|Title:||Roberta Hodgson papers|
|Quantity:||3.6 Linear feet (6 document boxes, 1 oversized box, 1 oversize folder C)|
Roberta Hodgson was born in 1875 in Athens, Georgia, and died in 1965 at the age of 90 in Santa Barbara, California. She was buried in the Oconee Hill Cemetery in Athens. She never married and had no children. In her youth, Roberta studied abroad in Switzerland and the Sorbonne in Paris, France. She received a diploma there then also studied at Oxford University. She traveled throughout Europe before returning to take a professorship at Wesleyan College in Macon, Georgia. After Wesleyan, she taught at the University of Georgia for more than twenty years.
Roberta worked with the National Council for the Prevention of War and the League of Nations at Geneva. She also participated in the Hubert Herring seminar in Latin-American Relations at the University of Mexico and an Oriental seminar with Upton Close in Japan and China. She also went to China and was elected to the faculty of Yenching University. The Japanese invasion of China forced her to return to America. She was also a member of the American Association of University Women, the Geographic Society, the United Nations Association and had fellowships in Clark University and the University of Wisconsin.

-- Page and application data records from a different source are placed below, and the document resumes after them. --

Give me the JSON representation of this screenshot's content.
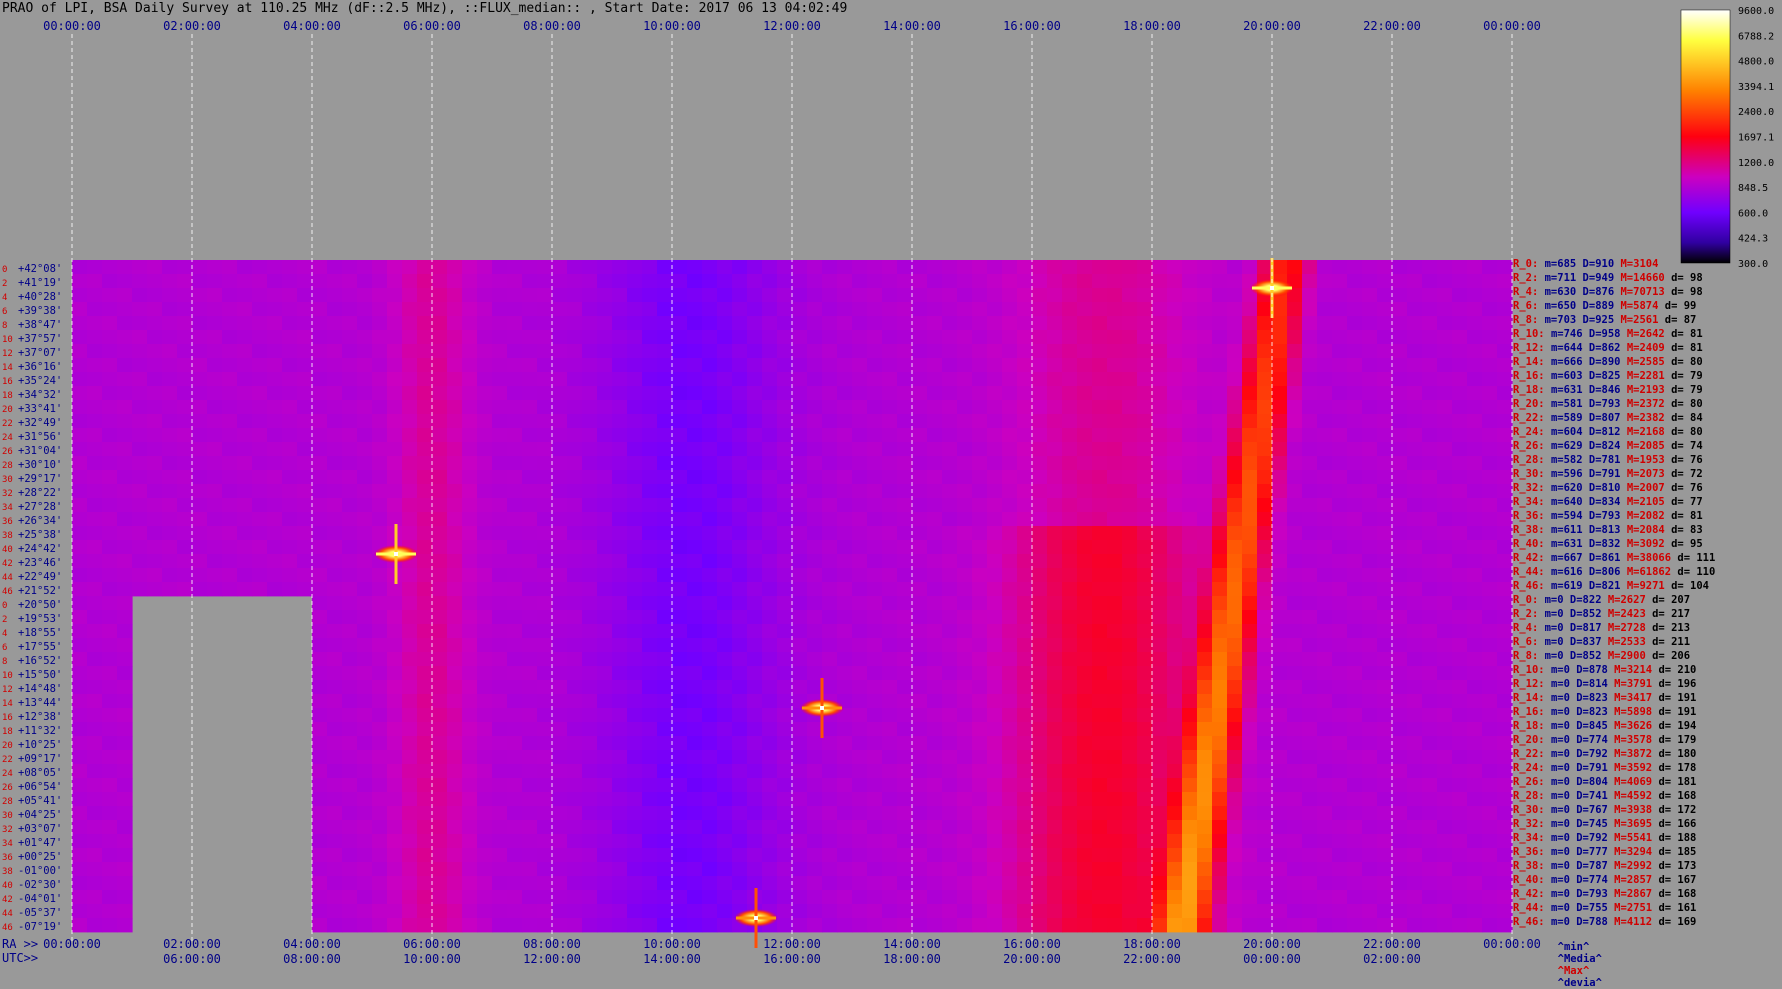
{
  "title": "PRAO of LPI, BSA Daily Survey at 110.25 MHz (dF::2.5 MHz), ::FLUX_median:: , Start Date: 2017 06 13 04:02:49",
  "chart_data": {
    "type": "heatmap",
    "title": "PRAO of LPI, BSA Daily Survey at 110.25 MHz (dF::2.5 MHz), ::FLUX_median:: , Start Date: 2017 06 13 04:02:49",
    "x_range_hours": [
      0,
      24
    ],
    "grid": "vertical dashed every 2 hours",
    "top_x_ticks": [
      "00:00:00",
      "02:00:00",
      "04:00:00",
      "06:00:00",
      "08:00:00",
      "10:00:00",
      "12:00:00",
      "14:00:00",
      "16:00:00",
      "18:00:00",
      "20:00:00",
      "22:00:00",
      "00:00:00"
    ],
    "bottom_ra_ticks": [
      "00:00:00",
      "02:00:00",
      "04:00:00",
      "06:00:00",
      "08:00:00",
      "10:00:00",
      "12:00:00",
      "14:00:00",
      "16:00:00",
      "18:00:00",
      "20:00:00",
      "22:00:00",
      "00:00:00"
    ],
    "bottom_utc_ticks": [
      "06:00:00",
      "08:00:00",
      "10:00:00",
      "12:00:00",
      "14:00:00",
      "16:00:00",
      "18:00:00",
      "20:00:00",
      "22:00:00",
      "00:00:00",
      "02:00:00"
    ],
    "bottom_ra_label": "RA >>",
    "bottom_utc_label": "UTC>>",
    "beam_numbers": [
      "0",
      "2",
      "4",
      "6",
      "8",
      "10",
      "12",
      "14",
      "16",
      "18",
      "20",
      "22",
      "24",
      "26",
      "28",
      "30",
      "32",
      "34",
      "36",
      "38",
      "40",
      "42",
      "44",
      "46",
      "0",
      "2",
      "4",
      "6",
      "8",
      "10",
      "12",
      "14",
      "16",
      "18",
      "20",
      "22",
      "24",
      "26",
      "28",
      "30",
      "32",
      "34",
      "36",
      "38",
      "40",
      "42",
      "44",
      "46"
    ],
    "declinations": [
      "+42°08'",
      "+41°19'",
      "+40°28'",
      "+39°38'",
      "+38°47'",
      "+37°57'",
      "+37°07'",
      "+36°16'",
      "+35°24'",
      "+34°32'",
      "+33°41'",
      "+32°49'",
      "+31°56'",
      "+31°04'",
      "+30°10'",
      "+29°17'",
      "+28°22'",
      "+27°28'",
      "+26°34'",
      "+25°38'",
      "+24°42'",
      "+23°46'",
      "+22°49'",
      "+21°52'",
      "+20°50'",
      "+19°53'",
      "+18°55'",
      "+17°55'",
      "+16°52'",
      "+15°50'",
      "+14°48'",
      "+13°44'",
      "+12°38'",
      "+11°32'",
      "+10°25'",
      "+09°17'",
      "+08°05'",
      "+06°54'",
      "+05°41'",
      "+04°25'",
      "+03°07'",
      "+01°47'",
      "+00°25'",
      "-01°00'",
      "-02°30'",
      "-04°01'",
      "-05°37'",
      "-07°19'"
    ],
    "colorbar": {
      "ticks": [
        "9600.0",
        "6788.2",
        "4800.0",
        "3394.1",
        "2400.0",
        "1697.1",
        "1200.0",
        "848.5",
        "600.0",
        "424.3",
        "300.0"
      ],
      "range": [
        300,
        9600
      ],
      "scale": "log"
    },
    "stats": [
      {
        "label": "R_0:",
        "min": "685",
        "med": "910",
        "max": "3104",
        "dev": ""
      },
      {
        "label": "R_2:",
        "min": "711",
        "med": "949",
        "max": "14660",
        "dev": "98"
      },
      {
        "label": "R_4:",
        "min": "630",
        "med": "876",
        "max": "70713",
        "dev": "98"
      },
      {
        "label": "R_6:",
        "min": "650",
        "med": "889",
        "max": "5874",
        "dev": "99"
      },
      {
        "label": "R_8:",
        "min": "703",
        "med": "925",
        "max": "2561",
        "dev": "87"
      },
      {
        "label": "R_10:",
        "min": "746",
        "med": "958",
        "max": "2642",
        "dev": "81"
      },
      {
        "label": "R_12:",
        "min": "644",
        "med": "862",
        "max": "2409",
        "dev": "81"
      },
      {
        "label": "R_14:",
        "min": "666",
        "med": "890",
        "max": "2585",
        "dev": "80"
      },
      {
        "label": "R_16:",
        "min": "603",
        "med": "825",
        "max": "2281",
        "dev": "79"
      },
      {
        "label": "R_18:",
        "min": "631",
        "med": "846",
        "max": "2193",
        "dev": "79"
      },
      {
        "label": "R_20:",
        "min": "581",
        "med": "793",
        "max": "2372",
        "dev": "80"
      },
      {
        "label": "R_22:",
        "min": "589",
        "med": "807",
        "max": "2382",
        "dev": "84"
      },
      {
        "label": "R_24:",
        "min": "604",
        "med": "812",
        "max": "2168",
        "dev": "80"
      },
      {
        "label": "R_26:",
        "min": "629",
        "med": "824",
        "max": "2085",
        "dev": "74"
      },
      {
        "label": "R_28:",
        "min": "582",
        "med": "781",
        "max": "1953",
        "dev": "76"
      },
      {
        "label": "R_30:",
        "min": "596",
        "med": "791",
        "max": "2073",
        "dev": "72"
      },
      {
        "label": "R_32:",
        "min": "620",
        "med": "810",
        "max": "2007",
        "dev": "76"
      },
      {
        "label": "R_34:",
        "min": "640",
        "med": "834",
        "max": "2105",
        "dev": "77"
      },
      {
        "label": "R_36:",
        "min": "594",
        "med": "793",
        "max": "2082",
        "dev": "81"
      },
      {
        "label": "R_38:",
        "min": "611",
        "med": "813",
        "max": "2084",
        "dev": "83"
      },
      {
        "label": "R_40:",
        "min": "631",
        "med": "832",
        "max": "3092",
        "dev": "95"
      },
      {
        "label": "R_42:",
        "min": "667",
        "med": "861",
        "max": "38066",
        "dev": "111"
      },
      {
        "label": "R_44:",
        "min": "616",
        "med": "806",
        "max": "61862",
        "dev": "110"
      },
      {
        "label": "R_46:",
        "min": "619",
        "med": "821",
        "max": "9271",
        "dev": "104"
      },
      {
        "label": "R_0:",
        "min": "0",
        "med": "822",
        "max": "2627",
        "dev": "207"
      },
      {
        "label": "R_2:",
        "min": "0",
        "med": "852",
        "max": "2423",
        "dev": "217"
      },
      {
        "label": "R_4:",
        "min": "0",
        "med": "817",
        "max": "2728",
        "dev": "213"
      },
      {
        "label": "R_6:",
        "min": "0",
        "med": "837",
        "max": "2533",
        "dev": "211"
      },
      {
        "label": "R_8:",
        "min": "0",
        "med": "852",
        "max": "2900",
        "dev": "206"
      },
      {
        "label": "R_10:",
        "min": "0",
        "med": "878",
        "max": "3214",
        "dev": "210"
      },
      {
        "label": "R_12:",
        "min": "0",
        "med": "814",
        "max": "3791",
        "dev": "196"
      },
      {
        "label": "R_14:",
        "min": "0",
        "med": "823",
        "max": "3417",
        "dev": "191"
      },
      {
        "label": "R_16:",
        "min": "0",
        "med": "823",
        "max": "5898",
        "dev": "191"
      },
      {
        "label": "R_18:",
        "min": "0",
        "med": "845",
        "max": "3626",
        "dev": "194"
      },
      {
        "label": "R_20:",
        "min": "0",
        "med": "774",
        "max": "3578",
        "dev": "179"
      },
      {
        "label": "R_22:",
        "min": "0",
        "med": "792",
        "max": "3872",
        "dev": "180"
      },
      {
        "label": "R_24:",
        "min": "0",
        "med": "791",
        "max": "3592",
        "dev": "178"
      },
      {
        "label": "R_26:",
        "min": "0",
        "med": "804",
        "max": "4069",
        "dev": "181"
      },
      {
        "label": "R_28:",
        "min": "0",
        "med": "741",
        "max": "4592",
        "dev": "168"
      },
      {
        "label": "R_30:",
        "min": "0",
        "med": "767",
        "max": "3938",
        "dev": "172"
      },
      {
        "label": "R_32:",
        "min": "0",
        "med": "745",
        "max": "3695",
        "dev": "166"
      },
      {
        "label": "R_34:",
        "min": "0",
        "med": "792",
        "max": "5541",
        "dev": "188"
      },
      {
        "label": "R_36:",
        "min": "0",
        "med": "777",
        "max": "3294",
        "dev": "185"
      },
      {
        "label": "R_38:",
        "min": "0",
        "med": "787",
        "max": "2992",
        "dev": "173"
      },
      {
        "label": "R_40:",
        "min": "0",
        "med": "774",
        "max": "2857",
        "dev": "167"
      },
      {
        "label": "R_42:",
        "min": "0",
        "med": "793",
        "max": "2867",
        "dev": "168"
      },
      {
        "label": "R_44:",
        "min": "0",
        "med": "755",
        "max": "2751",
        "dev": "161"
      },
      {
        "label": "R_46:",
        "min": "0",
        "med": "788",
        "max": "4112",
        "dev": "169"
      }
    ],
    "stats_footer": {
      "min": "^min^",
      "median": "^Media^",
      "max": "^Max^",
      "dev": "^devia^"
    },
    "sources": [
      {
        "name": "",
        "ra_h": 5.4,
        "dec_row": 21,
        "intensity": 9600
      },
      {
        "name": "",
        "ra_h": 20.0,
        "dec_row": 2,
        "intensity": 9600
      },
      {
        "name": "",
        "ra_h": 12.5,
        "dec_row": 32,
        "intensity": 5000
      },
      {
        "name": "",
        "ra_h": 11.4,
        "dec_row": 47,
        "intensity": 5000
      }
    ],
    "sun_track": {
      "ra_h_top": 20.2,
      "ra_h_bottom": 18.5
    },
    "masked_region": {
      "ra_h_start": 1.0,
      "ra_h_end": 4.0,
      "row_start": 24,
      "row_end": 48
    }
  }
}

The collection consists of primarily Roberta Hodgson's working notes for her writings in academia and her career. Most of her notes cover topics related to foreign policy, diplomacy, and race.
Box 1 to 5 concentrate on Robert Hodgson's notes with the League of Nations and other foreign excursions, including her time spent in China. These boxes include Hodgson's extensive research for her publications and teaching.
Box 6 is devoted to Roberta Hodgson's observations about blacks in the 1910s, where she uses Athens, Georgia as a case study. Her original research is entitled "Types and Traits of the Negroes of Athens, Georgia" and covers 1911 to 1918. Hodgson attempts to categorize blacks based on physical and psychological traits. She further divides blacks into groups determined by "race" (skin tone), county/city association, education, and occupation.
Box 7 contains three photographs, presumably of Hodgson and her friends and family, and a research ledger about her work.
Oversized Folder 1 holds several pieces of art and heraldry.
Arranged by record type.
Roberta Hodgson papers, MS 1390. Hargrett Rare Book and Manuscript Library, The University of Georgia Libraries.